Don’t overprice or you’ll scare away prospective buyers.
To set the right price on a home, you should combine an objective evaluation of your property with a realistic assessment of market conditions.
In good markets and bad, you are more likely to benefit by determining a fair value and sticking close to it than you are by asking an unrealistic figure and waiting for buyer response to sift out the “right” price. And in a buyer’s market, setting the right price from the outset may be the only effective strategy.
You could set a fair price and then refuse to bargain. But that would deter all those people who hate to pay full price for anything and like to feel they’re “getting a deal.”
Better to leave a little room for negotiation by asking slightly more than you expect to get — 5% to 10% above the value determined by looking at recent sales of comparable properties could be a good starting point. If sales are brisk in your area, you might just end up getting top dollar.

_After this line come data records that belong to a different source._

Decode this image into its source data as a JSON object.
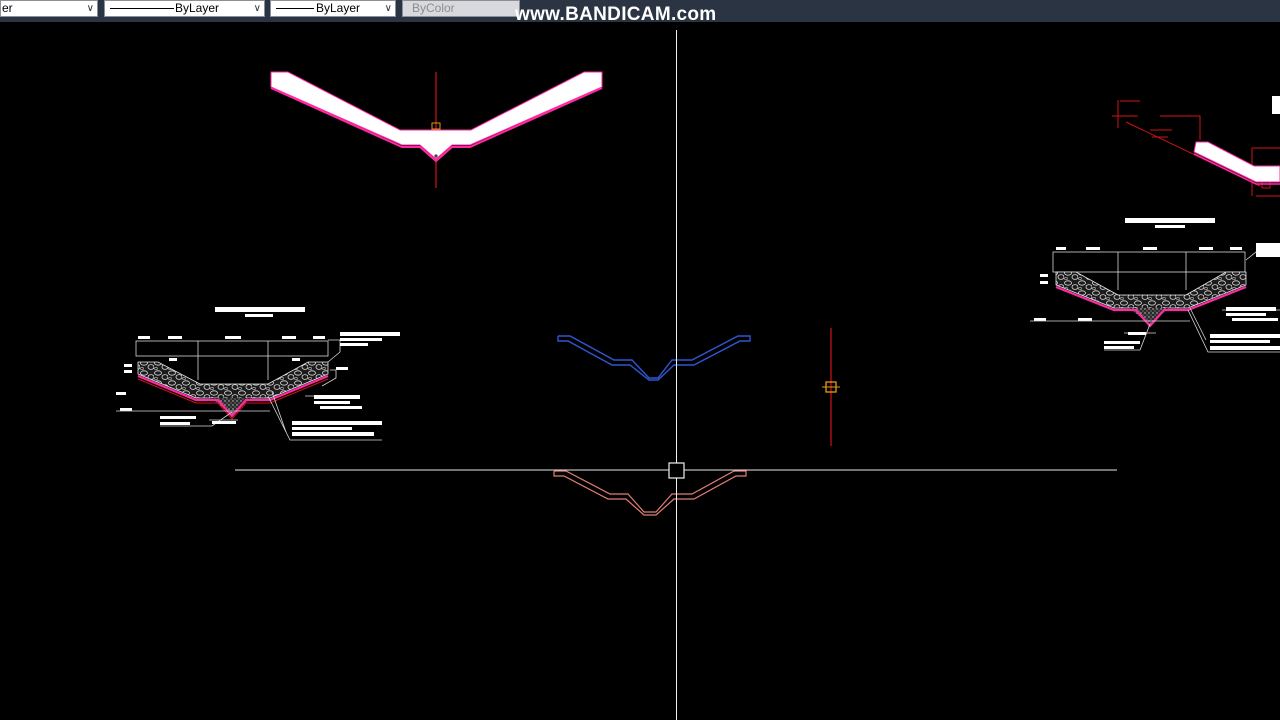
{
  "toolbar": {
    "layer_dropdown": {
      "value": "er"
    },
    "linetype_dropdown": {
      "value": "ByLayer"
    },
    "lineweight_dropdown": {
      "value": "ByLayer"
    },
    "plotstyle_dropdown": {
      "value": "ByColor"
    }
  },
  "watermark": {
    "text": "www.BANDICAM.com"
  },
  "colors": {
    "background": "#000000",
    "toolbar": "#2b3442",
    "crosshair": "#ffffff",
    "centerline": "#d01515",
    "highlight": "#ff2aa3",
    "preview_blue": "#2f56d0",
    "preview_salmon": "#e07e74",
    "snap_marker": "#e69a14"
  },
  "icons": {
    "dropdown_arrow": "chevron-down-icon",
    "cursor": "crosshair-pickbox-icon",
    "snap": "center-snap-marker-icon"
  }
}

What many sellers don’t realize is that overpricing can result in their getting less for their house than if they priced it right to begin with. The reason: Knowledgeable agents and buyers often won’t bid on a severely overpriced house. By the time the seller wises up, many of his best prospects will have bought other houses, decreasing demand for the now properly priced property. An overpriced house can end up being sold for less than it would have a few months earlier.